There were many negative comments and many positive comments about Louis XIV and his court. In Louis XIV’s court, the closer a person was to the king, or the more he did for a person, the more that person likes him. The more distant you were from the king, the more you disliked him.
People that were more distant from the king disliked him more. Madame de Motteville’s Account of The Parisian Disturbances (which was a second hand account) painted a positive picture of the court. Madame de Motteville was a person who was closer to the king. She painted a positive picture because she liked the king due to her good position in the court. “And without considering the duty they owed to Marshal La Meilleraye, they threw rocks at him.” (I, 24) The quote reflects that she thinks of the nobles and upper class as better, and assumes they are correct, while the peasants are lesser and wrong. She states in the above quote that the peasants threw rocks without thinking of the duty that they owed to the Marshal. She disregarded reasons why the peasants would be throwing rocks and went straight to why the peasants should not be throwing rocks.
Jean-Baptiste Colbert, who was a French minister, held the king in high esteem because he had a good position in the royal courts. “He [Colbert] also thought that it would be necessary to strike a large number of medals, to consecrate for posterity the memory of the great deeds which the king had already achieved and which he foresaw would be followed by deeds even greater and more noteworthy.” (VIII, 200) Colbert thought so highly of the king that he assumed the above quote. He thought of the king so highly because of the good position he had and how much the king liked him.

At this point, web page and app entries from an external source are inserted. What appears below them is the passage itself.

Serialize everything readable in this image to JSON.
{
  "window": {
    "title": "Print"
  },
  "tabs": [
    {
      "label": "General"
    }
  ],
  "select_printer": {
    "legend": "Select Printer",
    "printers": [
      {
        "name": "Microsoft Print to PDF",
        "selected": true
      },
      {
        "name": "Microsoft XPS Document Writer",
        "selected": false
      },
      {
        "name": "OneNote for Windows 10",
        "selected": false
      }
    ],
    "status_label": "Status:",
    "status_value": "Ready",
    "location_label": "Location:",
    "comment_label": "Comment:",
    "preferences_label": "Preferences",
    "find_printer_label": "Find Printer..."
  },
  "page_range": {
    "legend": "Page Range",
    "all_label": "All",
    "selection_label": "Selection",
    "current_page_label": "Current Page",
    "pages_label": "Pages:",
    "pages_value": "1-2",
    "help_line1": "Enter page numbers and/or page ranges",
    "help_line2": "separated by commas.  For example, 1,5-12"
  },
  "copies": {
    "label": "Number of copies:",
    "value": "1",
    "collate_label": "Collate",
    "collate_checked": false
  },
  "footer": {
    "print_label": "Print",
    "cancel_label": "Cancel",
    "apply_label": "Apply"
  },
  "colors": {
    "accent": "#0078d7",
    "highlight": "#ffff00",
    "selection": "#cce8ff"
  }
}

Primi Visconti, who was well connected at court, also favored the king and the court. He stated (of the king) “He had a grand, majestic air, and by his stature and demeanor you could tell that if he hadn’t already been a king, he would have deserved to be one in the eyes of the beholders” (II,59). Visconti had many positive things to say about the king and was very biased towards Louis XIV. Visconti complimented him on everything from the way he talked to the acts Louis XIV did.
Colbert had very high expectations for the King and his information his received. The document, Colbert’s Instruction for the Commissioners Have Been Sent into the Provinces, shows this when it states “if they [the maps] are not correct or even not detailed enough, they are to see if they can find some capable and intelligent enough person to redraw them.” (III, 85) Colbert liked the court and wanted the court to have accurate information so that the court did not look stupid.
La Case, who...